“First there was the master conjurer adept at musicals, farces, opera and Shakespeare. Then there was the philosopher-king … who has devoted his energies to a quest for a theatre that was simple in form and rich in meaning.” – Michael Billington

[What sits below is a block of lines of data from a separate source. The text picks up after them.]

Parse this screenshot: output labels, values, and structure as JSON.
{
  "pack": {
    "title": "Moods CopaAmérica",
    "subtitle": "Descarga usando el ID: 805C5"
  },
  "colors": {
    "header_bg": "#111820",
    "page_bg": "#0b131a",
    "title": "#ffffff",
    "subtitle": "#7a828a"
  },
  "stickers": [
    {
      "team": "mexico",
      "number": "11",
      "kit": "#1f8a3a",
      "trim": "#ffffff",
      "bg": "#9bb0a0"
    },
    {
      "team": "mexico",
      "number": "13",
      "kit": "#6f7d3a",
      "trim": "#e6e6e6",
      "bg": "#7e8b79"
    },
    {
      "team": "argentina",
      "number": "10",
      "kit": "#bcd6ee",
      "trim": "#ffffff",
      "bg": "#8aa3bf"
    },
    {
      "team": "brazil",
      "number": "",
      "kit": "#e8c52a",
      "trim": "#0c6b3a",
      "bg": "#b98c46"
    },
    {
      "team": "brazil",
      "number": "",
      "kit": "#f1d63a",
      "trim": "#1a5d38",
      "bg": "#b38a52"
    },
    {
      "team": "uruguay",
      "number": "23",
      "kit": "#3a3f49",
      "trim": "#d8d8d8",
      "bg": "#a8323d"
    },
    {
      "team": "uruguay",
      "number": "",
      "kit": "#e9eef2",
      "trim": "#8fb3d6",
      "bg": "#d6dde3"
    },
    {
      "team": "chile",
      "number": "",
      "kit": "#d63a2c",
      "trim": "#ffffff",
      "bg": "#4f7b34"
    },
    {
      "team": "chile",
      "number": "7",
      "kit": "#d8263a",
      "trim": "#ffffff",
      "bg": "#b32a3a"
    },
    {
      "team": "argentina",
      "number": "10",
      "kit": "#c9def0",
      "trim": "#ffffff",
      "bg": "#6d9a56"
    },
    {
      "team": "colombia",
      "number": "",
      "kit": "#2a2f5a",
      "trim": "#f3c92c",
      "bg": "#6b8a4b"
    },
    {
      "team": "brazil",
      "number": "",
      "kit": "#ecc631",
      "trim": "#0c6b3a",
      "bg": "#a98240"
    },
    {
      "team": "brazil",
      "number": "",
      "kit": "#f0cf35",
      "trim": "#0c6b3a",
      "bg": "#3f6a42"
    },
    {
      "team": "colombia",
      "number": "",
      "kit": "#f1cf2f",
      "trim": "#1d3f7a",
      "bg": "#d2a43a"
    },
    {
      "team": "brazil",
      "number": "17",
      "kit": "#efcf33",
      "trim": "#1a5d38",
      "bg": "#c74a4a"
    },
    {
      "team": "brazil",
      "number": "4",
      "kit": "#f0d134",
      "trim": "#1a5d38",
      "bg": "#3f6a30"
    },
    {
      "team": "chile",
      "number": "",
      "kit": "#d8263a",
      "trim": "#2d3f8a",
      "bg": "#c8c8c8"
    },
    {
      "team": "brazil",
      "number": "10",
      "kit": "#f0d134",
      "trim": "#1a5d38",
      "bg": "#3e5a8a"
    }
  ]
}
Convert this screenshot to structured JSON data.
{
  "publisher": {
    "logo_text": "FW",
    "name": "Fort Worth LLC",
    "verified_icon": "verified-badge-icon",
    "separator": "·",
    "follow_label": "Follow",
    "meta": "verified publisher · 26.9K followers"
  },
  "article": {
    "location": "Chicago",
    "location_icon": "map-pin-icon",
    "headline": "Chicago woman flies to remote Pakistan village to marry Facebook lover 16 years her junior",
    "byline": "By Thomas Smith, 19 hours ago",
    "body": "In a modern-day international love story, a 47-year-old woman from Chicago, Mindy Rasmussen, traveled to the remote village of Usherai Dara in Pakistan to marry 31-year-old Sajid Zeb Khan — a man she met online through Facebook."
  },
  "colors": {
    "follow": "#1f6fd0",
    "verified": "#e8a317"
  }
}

The theatre’s greatest contemporary director tells the story of his life.Peter Brook was the modern stage’s greatest inventor. For over 50 years he held audiences spellbound with his critically acclaimed productions. This is his account of his life. Born in 1925 in London, at 21 Brook became the enfant terrible of British theatre, directing major post-war productions of Shakespeare at Stratford-upon-Avon, opera at Covent Garden and new plays in London’s West End. He even made films. In 1964 he produced Peter Weiss’s Marat/Sade for the RSC and his whole approach to theatre became radicalised. Throughout the 1970s and 1980s Brook began exploring the roots of non-Western theatre which once again changed his view of what theatre could be for actors and audiences. His journey took him to Paris where he founded a company at the Bouffes du Nord theatre. Brook’s biography charts all the stages of his aesthetic and spiritual journey, and touches on all parts of a career that has been widely reported but never previously talked about from his personal perspective.